Data items:

= Beginning of Section =

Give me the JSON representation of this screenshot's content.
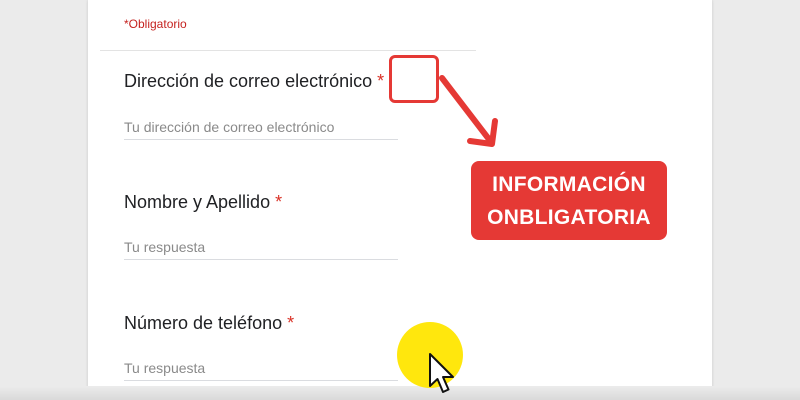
{
  "form": {
    "required_note": "*Obligatorio",
    "questions": [
      {
        "label": "Dirección de correo electrónico",
        "required_mark": "*",
        "placeholder": "Tu dirección de correo electrónico"
      },
      {
        "label": "Nombre y Apellido",
        "required_mark": "*",
        "placeholder": "Tu respuesta"
      },
      {
        "label": "Número de teléfono",
        "required_mark": "*",
        "placeholder": "Tu respuesta"
      }
    ]
  },
  "annotation": {
    "callout_line1": "INFORMACIÓN",
    "callout_line2": "ONBLIGATORIA",
    "accent_color": "#e53935"
  },
  "cursor": {
    "icon": "mouse-pointer-icon",
    "halo_color": "#ffe600"
  }
}
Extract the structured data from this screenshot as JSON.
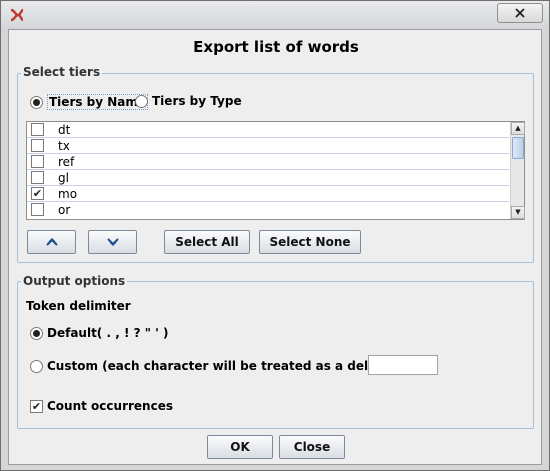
{
  "dialog": {
    "title": "Export list of words"
  },
  "select_tiers": {
    "label": "Select tiers",
    "mode_options": [
      {
        "label": "Tiers by Name",
        "selected": true
      },
      {
        "label": "Tiers by Type",
        "selected": false
      }
    ],
    "tiers": [
      {
        "name": "dt",
        "checked": false
      },
      {
        "name": "tx",
        "checked": false
      },
      {
        "name": "ref",
        "checked": false
      },
      {
        "name": "gl",
        "checked": false
      },
      {
        "name": "mo",
        "checked": true
      },
      {
        "name": "or",
        "checked": false
      }
    ],
    "move_up_icon": "double-chevron-up-icon",
    "move_down_icon": "double-chevron-down-icon",
    "select_all_label": "Select All",
    "select_none_label": "Select None"
  },
  "output_options": {
    "label": "Output options",
    "token_delimiter_label": "Token delimiter",
    "default_option_label": "Default( . , ! ? \" ' )",
    "default_selected": true,
    "custom_option_label": "Custom (each character will be treated as a delimiter)",
    "custom_value": "",
    "count_occurrences_label": "Count occurrences",
    "count_occurrences_checked": true
  },
  "footer": {
    "ok_label": "OK",
    "close_label": "Close"
  },
  "colors": {
    "group_border": "#a9bfd6",
    "client_background": "#eeeeee",
    "app_icon": "#c0392b"
  }
}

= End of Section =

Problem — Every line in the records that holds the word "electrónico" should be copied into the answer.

Answer —
        "label": "Dirección de correo electrónico",
        "placeholder": "Tu dirección de correo electrónico"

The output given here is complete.